“How much flexibility was procured?” Why a simple question has a not so simple answer
In the UK, DSO flexibility markets have been up and running for several years and all DNOs have committed to procuring flexibility as an alternative to grid reinforcement.

In the UK, DSO flexibility markets have been up and running for several years and all DNOs have committed to procuring flexibility as an alternative to grid reinforcement.

“So, how much flexibility was procured?” is a question we are often asked after a DNO has concluded their most recent flexibility procurement round - and quite rightly! How can we know the development of these markets without proper tracking and measurement? But confusingly there are different ways to calculate this figure.

In this blog, we explain two different methods of calculating how much flexibility has been procured. The aim is not to say which is right or wrong, but to ensure the industry knows the difference and to start a discussion about whether we should agree on how to consistently measure flexibility procurement

Back to basics - MW vs MWh

When discussing energy flexibility we need to distinguish between a system’s capacity for flexibility and its actual usage of that flexibility.

  • Power Capacity (MW): capacity reflects the instantaneous ability to provide energy required to do work (such as a generator’s capability to provide electricity).
  • Energy/Usage (MWh): “usage reflects demand or utilised capacity multiplied by the amount of time that demand or capacity is in use.”

(Check out this helpful blog from Enerdynamics for more information “MW vs. MWh: Do You Know Your Electric Units?”)

In DSO flexibility markets, MWh figures are not typically used as a measure of flexibility procurement. This is because contracts are often for weeks, months and years in the future making it difficult to forecast the MWh of utilised services before the event has taken place.

If a DNO were to use MWh, they would need to estimate the number of hours of flexibility services that assets are expected to provide to the local network, multiplied by the capacity of the assets contracted to provide the service. Estimating hours of utilisation is complex and difficult with forecasts depending on factors such as the speed at which EVs, renewables, heat pumps are deployed and connected to the grid. What’s more, a DNO can pay for assets to be available to provide flexibility, even if they do not end up utilising the service.

As a result, when talking about how much flexibility has been procured DNOs typically use capacity (MW). Below explains two different methods DNOs use to calculate how much flexible capacity has been procured.

Cumulative capacity

The first way to measure flexibility procurement is to add up the total amount of capacity secured across all the signed contracts for all types of flexibility services.

When a Flex Provider bids to provide a DNO with flexibility services, they check whether their assets are in the right area and whether they can provide the service at the date and time the DNO has advertised (called the service window). If flexibility is needed in an area multiple times, an asset can bid into each Service Window and win contracts for multiple years.

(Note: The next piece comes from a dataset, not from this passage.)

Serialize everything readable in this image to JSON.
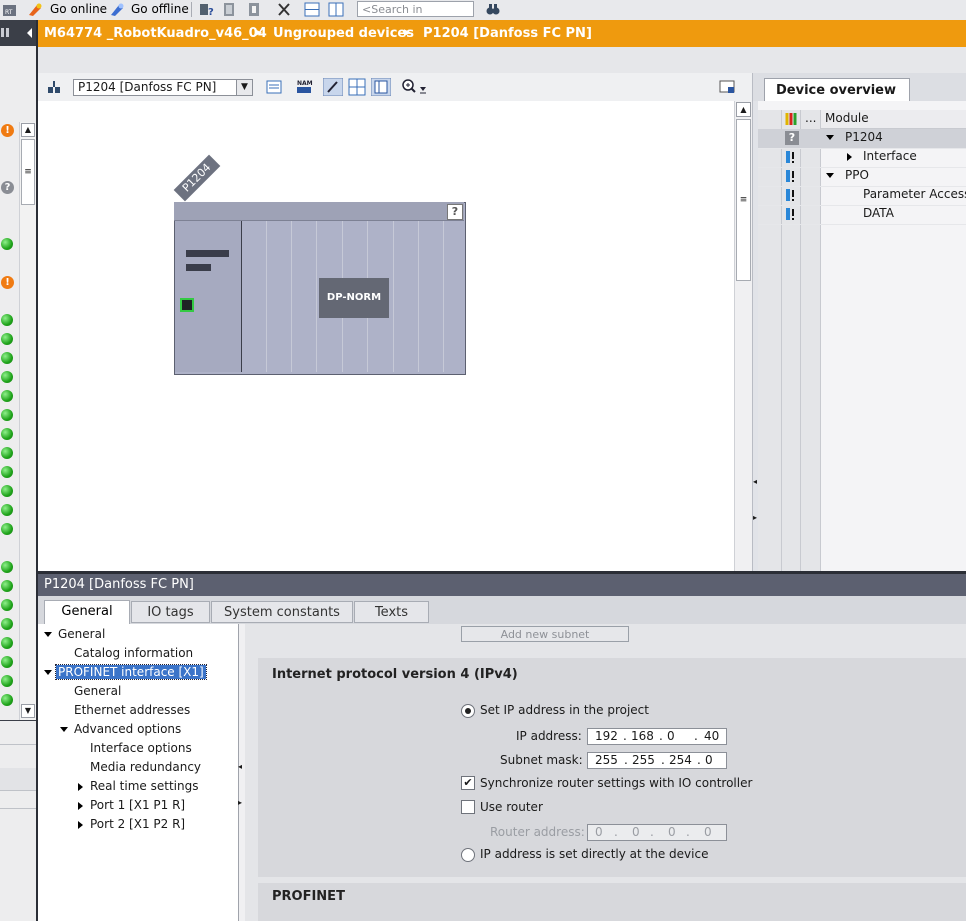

For example, the imaginary DNO Electricity Power UK (EPUK) has contracted with the following assets to provide flexibility services:

Provision of flexibility services.

By simply adding up the total capacity across all of the awarded contracts, EPUK has procured 85MW of flexible capacity. Flex Provider A has won four contracts from 2 assets totalling 55MW across 2021-2023 and Flex Provider B has won one contract from a single 30MW asset in 2022.

Standalone capacity

The second method is to calculate the standalone capacity of the assets that have been contracted to provide flexibility services. This method differs from the cumulative capacity method as it does not count assets providing flexibility services across several service windows more than once.

Whilst this results in a lower figure, it represents the maximum capacity of the assets a DNO has procured to provide flexibility services. In EPUK’s case above, this would equate to 55MW of flexible standalone capacity. Asset A1 with a 15MW capacity is providing services in 2021, 2022 and 2023. As it is the same asset providing the service in each window, the standalone capacity procured by EPUK is still 15MW.

To put it another way, if I hire a bouncy castle for the next four years for my daughter’s birthday, I can either say I have contracted 4 bouncy castle birthdays, or I can say I have the capacity of one bouncy castle for the next 4 years.

The two methodologies also apply when DNOs advertise the amount of flexibility services they are tendering for. DNOs can use the cumulative figure including all service windows or DNOs can take only the standalone MW needed in a particular location.

Differentiating between cumulative capacity and standalone capacity is important for consistency in flexibility market statistics and for understanding progress and development. Whilst neither has to be the “right” way, one method lends itself to looking at progress in total contracted services and may therefore be more indicative of eventual utilisation figures, and the other steers towards having a better understanding of flexible asset capacity in the market.

What do you think?